Taxes on alcohol and tobacco have long been an important means of raising revenues for public spending in many countries but there is increasing interest in using taxes on these, and other unhealthy products, to achieve public health goals. This systematic review aims to generate insights into how such taxes can: (i) reduce consumption of targeted products and related harms; (ii) generate revenues for health objectives and distribute the tax burden across income groups in an efficient and equitable manner; and (iii) be made politically sustainable. Findings demonstrate that high tax rates on sugar-sweetened beverages are likely to have a positive impact on health behaviors and outcomes, and, while taxes on products reduce demand, they add to fiscal revenues. If the primary policy goal of a health tax is to reduce consumption of unhealthy products, then evidence supports the implementation of taxes that increase the price of products by 20% or more. Earmarking health taxes for health spending tends to increase public support so long as policymakers follow through on specified spending commitments. Citation: Wright A, Smith KE, Hellowell M. Policy lessons from health taxes: a systematic review of empirical studies. BMC Public Health. 2017;17(1):583.
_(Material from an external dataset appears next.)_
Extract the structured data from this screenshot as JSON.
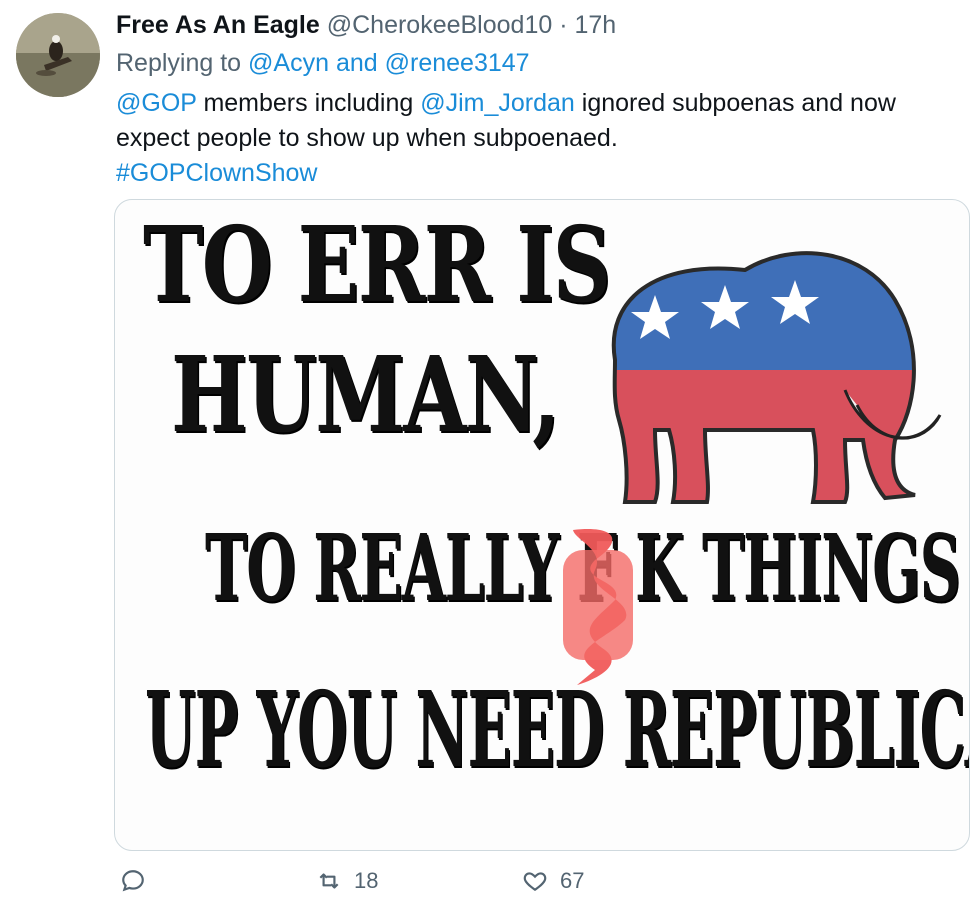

Why Tobacco Companies Are Spending Millions To Boost A Cigarette Tax
For many Missouri health advocates, an increase in the state’s tobacco tax is long overdue. But, according to the California public radio station KCLU, onlookers might be surprised to hear that tobacco companies are spending a fortune this election year to get one or another increase in that tax passed, while health groups are urging a no vote. Groups like Tobacco Free Missouri, the Health Care Foundation of Greater Kansas City and Campaign for Tobacco-Free Kids have joined fiscal conservatives in opposing Amendment 3. These anti-smoking groups worry that creating such a small tax now might eliminate the chance of future tax that would be big enough to significantly change smokers’ behavior.